__ABOUT THIS EXERCISE__
Every line of the entries with the word "每行一个" in it should be shown.
╭──
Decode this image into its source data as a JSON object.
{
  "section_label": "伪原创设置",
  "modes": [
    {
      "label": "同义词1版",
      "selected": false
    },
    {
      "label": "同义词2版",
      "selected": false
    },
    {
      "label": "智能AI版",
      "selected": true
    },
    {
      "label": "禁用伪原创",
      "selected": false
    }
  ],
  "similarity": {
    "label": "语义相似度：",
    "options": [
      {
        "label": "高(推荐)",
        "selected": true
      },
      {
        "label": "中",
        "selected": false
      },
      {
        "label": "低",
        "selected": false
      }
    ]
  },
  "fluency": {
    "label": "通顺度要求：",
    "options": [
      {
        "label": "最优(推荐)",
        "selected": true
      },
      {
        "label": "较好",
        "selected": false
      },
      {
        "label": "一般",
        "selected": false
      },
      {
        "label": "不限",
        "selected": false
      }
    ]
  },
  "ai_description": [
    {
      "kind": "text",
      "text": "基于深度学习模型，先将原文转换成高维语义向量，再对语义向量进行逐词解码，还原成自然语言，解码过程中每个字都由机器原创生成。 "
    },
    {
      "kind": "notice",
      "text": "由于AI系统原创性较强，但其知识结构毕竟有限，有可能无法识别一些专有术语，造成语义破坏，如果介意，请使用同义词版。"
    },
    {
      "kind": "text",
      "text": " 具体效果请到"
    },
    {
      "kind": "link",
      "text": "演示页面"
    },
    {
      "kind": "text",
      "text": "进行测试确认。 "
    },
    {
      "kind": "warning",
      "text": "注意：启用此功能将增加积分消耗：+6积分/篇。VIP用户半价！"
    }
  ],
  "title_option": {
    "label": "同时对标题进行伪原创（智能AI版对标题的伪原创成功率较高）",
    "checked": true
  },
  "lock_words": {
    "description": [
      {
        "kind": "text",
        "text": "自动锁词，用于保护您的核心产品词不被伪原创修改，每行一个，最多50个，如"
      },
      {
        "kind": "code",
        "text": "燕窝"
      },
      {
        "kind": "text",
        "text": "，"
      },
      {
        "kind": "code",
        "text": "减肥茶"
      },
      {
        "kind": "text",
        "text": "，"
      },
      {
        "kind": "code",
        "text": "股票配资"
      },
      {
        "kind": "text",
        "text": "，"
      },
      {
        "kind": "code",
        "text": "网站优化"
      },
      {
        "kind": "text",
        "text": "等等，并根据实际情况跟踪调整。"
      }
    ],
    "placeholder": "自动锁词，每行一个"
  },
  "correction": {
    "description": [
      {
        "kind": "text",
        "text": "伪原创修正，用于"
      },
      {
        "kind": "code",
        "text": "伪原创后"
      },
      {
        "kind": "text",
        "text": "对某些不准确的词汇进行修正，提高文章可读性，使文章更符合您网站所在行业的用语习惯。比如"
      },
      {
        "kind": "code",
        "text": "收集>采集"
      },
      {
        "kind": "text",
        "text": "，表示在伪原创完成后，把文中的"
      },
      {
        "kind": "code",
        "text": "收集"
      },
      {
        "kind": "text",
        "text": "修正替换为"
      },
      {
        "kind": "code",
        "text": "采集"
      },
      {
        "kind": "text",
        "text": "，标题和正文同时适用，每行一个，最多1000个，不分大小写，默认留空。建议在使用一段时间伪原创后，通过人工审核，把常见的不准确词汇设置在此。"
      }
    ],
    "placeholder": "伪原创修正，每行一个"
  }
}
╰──
__EXERCISE SOLUTION__
        "text": "自动锁词，用于保护您的核心产品词不被伪原创修改，每行一个，最多50个，如"
    "placeholder": "自动锁词，每行一个"
        "text": "，标题和正文同时适用，每行一个，最多1000个，不分大小写，默认留空。建议在使用一段时间伪原创后，通过人工审核，把常见的不准确词汇设置在此。"
    "placeholder": "伪原创修正，每行一个"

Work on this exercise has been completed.